══ GIVEN DATA

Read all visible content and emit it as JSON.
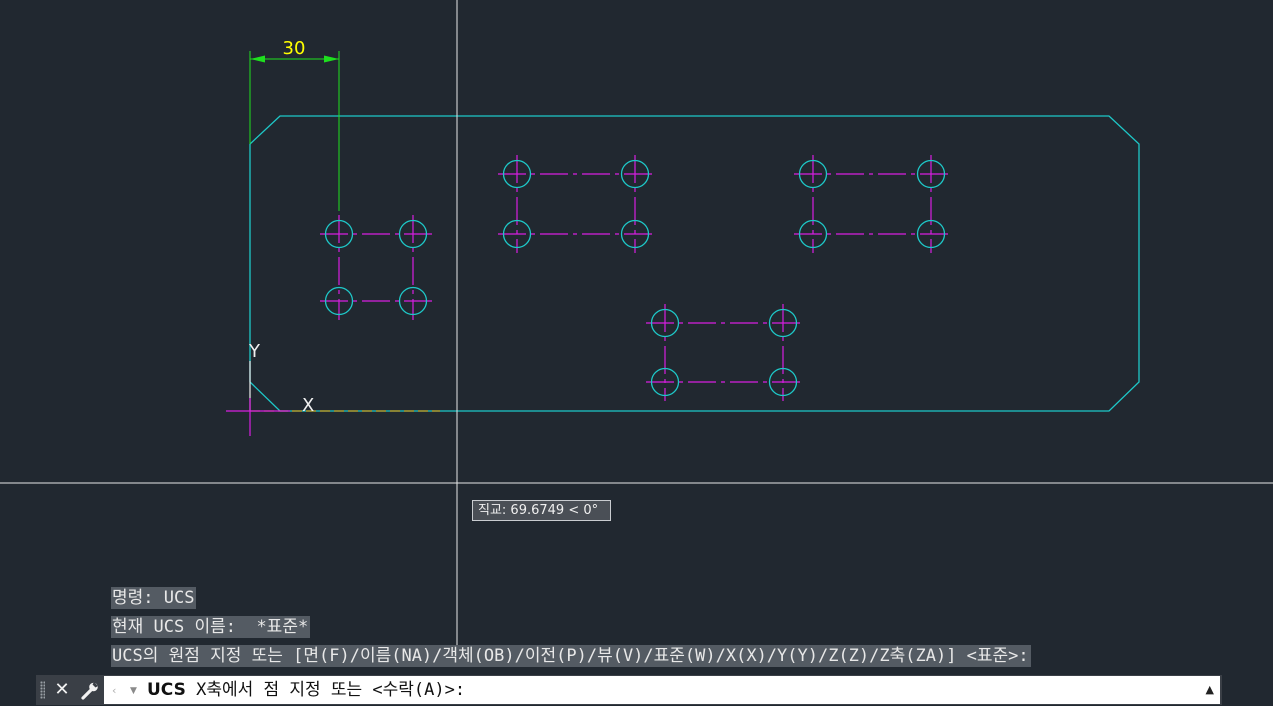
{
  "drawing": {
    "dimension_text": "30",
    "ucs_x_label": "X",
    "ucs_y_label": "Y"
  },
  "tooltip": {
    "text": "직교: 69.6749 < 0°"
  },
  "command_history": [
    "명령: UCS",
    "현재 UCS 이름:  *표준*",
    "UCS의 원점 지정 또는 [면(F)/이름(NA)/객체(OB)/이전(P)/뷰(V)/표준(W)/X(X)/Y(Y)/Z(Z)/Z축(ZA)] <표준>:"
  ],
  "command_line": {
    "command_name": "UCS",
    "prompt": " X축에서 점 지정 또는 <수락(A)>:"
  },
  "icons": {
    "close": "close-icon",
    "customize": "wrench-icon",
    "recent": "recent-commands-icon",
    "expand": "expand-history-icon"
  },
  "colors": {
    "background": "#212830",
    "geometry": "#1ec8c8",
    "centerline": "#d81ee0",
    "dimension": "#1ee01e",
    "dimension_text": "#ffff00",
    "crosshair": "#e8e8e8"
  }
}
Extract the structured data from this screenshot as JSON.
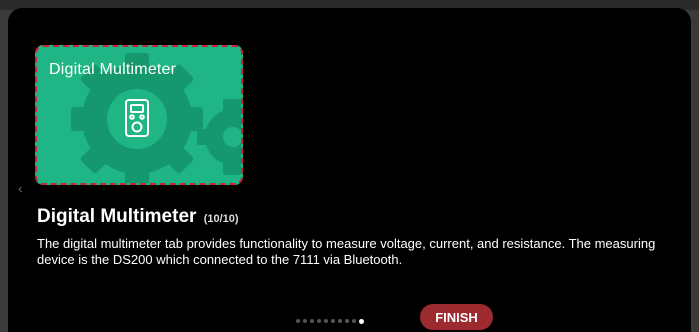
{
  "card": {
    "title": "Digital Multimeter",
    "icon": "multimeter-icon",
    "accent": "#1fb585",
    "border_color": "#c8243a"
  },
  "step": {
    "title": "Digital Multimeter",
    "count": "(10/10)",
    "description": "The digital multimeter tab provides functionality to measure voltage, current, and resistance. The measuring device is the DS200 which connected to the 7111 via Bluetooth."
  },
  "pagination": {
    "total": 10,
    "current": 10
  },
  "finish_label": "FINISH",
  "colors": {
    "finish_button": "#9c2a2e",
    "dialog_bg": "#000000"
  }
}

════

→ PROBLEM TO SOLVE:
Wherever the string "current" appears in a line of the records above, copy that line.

→ REPLY:
    "description": "The digital multimeter tab provides functionality to measure voltage, current, and resistance. The measuring device is the DS200 which connected to the 7111 via Bluetooth."
    "current": 10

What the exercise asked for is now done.